Baker and teachers unions have been at odds for a while, disagreeing on the best approach to school reopenings, educator vaccinations and this year’s MCAS exams, to name a few.
The latest spark ignited Tuesday when Education Commissioner Jeff Riley exercised his new authority to decide when schools and districts can no longer teach students through hybrid or remote instruction, setting an April 5 deadline to have elementary schoolers back in classrooms full-time, followed by an April 28 return for middle schoolers.
The state has set aside four days when its seven mass-vaccination sites will only offer first doses appointments for K-12 and early educators and school staff — March 27, April 3, April 10 and April 11.
Massachusetts Teachers Association President Merrie Najimy called the plans for repopulating classrooms “poorly timed,” saying many educators would not be vaccinated by April 5. She reiterated her union’s call for the administration to support local vaccine clinics over the mass sites and to allow first responders to immunize teachers in schools.
A rebuke followed from Baker senior advisor Tim Buckley, who accused the teachers unions of demanding the state “take hundreds of thousands of vaccines away from the sickest, oldest and most vulnerable residents in Massachusetts and divert them to the unions’ members, 95% of which are under age 65.”
Najimy and fellow union heads Beth Kontos and Jessica Tang fired back, calling it “sad, and frankly, reckless that on the one-year anniversary of the COVID-19 pandemic shutting down our state, Governor Charlie Baker is pitting one vulnerable group against another.”
The rising tensions come as legislative budget writers are gearing up to delve into the education spending proposals contained in Baker’s $45.6 billion budget for fiscal 2022 at a Tuesday hearing. On that front, the teachers unions and administration don’t even agree what year it is — Baker’s plan would implement the first year of the school finance law known as the Student Opportunity Act, but groups like the MTA argue that after putting the reforms on hold in fiscal 2021, next year’s budget should have two years’ worth of phased-in new funding to stay on the law’s seven-year schedule.
How the House and Senate will handle school aid in their budgets remains to be seen.
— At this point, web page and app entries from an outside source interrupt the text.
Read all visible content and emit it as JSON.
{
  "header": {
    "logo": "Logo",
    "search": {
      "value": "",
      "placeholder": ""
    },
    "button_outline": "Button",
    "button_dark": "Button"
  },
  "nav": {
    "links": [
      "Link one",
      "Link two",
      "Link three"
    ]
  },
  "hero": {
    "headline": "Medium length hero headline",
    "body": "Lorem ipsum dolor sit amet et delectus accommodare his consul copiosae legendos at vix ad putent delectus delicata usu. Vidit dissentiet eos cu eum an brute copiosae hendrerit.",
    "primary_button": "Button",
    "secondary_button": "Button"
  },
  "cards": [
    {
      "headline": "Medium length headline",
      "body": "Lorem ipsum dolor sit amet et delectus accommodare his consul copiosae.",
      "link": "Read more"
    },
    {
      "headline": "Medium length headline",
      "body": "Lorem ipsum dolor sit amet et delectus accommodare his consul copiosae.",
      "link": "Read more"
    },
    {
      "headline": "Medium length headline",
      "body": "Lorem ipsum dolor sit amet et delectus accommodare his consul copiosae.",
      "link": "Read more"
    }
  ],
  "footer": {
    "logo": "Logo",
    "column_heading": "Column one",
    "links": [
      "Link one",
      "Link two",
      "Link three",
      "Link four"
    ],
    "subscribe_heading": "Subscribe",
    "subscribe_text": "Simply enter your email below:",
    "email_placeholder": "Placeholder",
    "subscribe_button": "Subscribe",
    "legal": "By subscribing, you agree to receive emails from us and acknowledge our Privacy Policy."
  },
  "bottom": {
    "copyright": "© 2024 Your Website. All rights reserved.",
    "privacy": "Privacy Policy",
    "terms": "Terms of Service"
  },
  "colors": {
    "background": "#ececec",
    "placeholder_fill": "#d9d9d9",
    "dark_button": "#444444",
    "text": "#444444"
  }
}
In the vaccine spat at least, House Speaker Ronald Mariano — who, by the way, has gotten his first dose, as has Spilka, because both are age-eligible — sided with the teachers.
“If the goal is to have our kids back in public school, a time certain should have been picked at the very beginning and we should work toward that,” the former teacher and one-time Quincy School Committee member said on Bloomberg radio. “The administration, in its wisdom, decided to come up with a date certain and then has done little to meet that deadline.”
Wherever teachers ultimately get their shots, once they’ve received both Pfizer or Moderna doses or the one-and-done Johnson & Johnson version, new doors will open up for them 14 days later, as they will for all who are fully vaccinated.
While the virus and its variants are still spreading, new CDC guidance this week said it’s OK for fully vaccinated individuals to gather indoors, without masks or distancing, and for them to similarly visit indoors with unvaccinated members of one other household who are at low risk for COVID-19. And an update to the state’s travel order allows fully vaccinated travelers to skip the quarantine-or-test-negative requirements.
After a very long year, those revisions — combined with a string of sunny days and Biden’s Thursday night forecast that if everyone keeps up their precautions and gets vaccinated when they can, this Fourth of July could “begin to mark our independence from this virus” — are enough to have visions of backyard barbecues dancing in your head.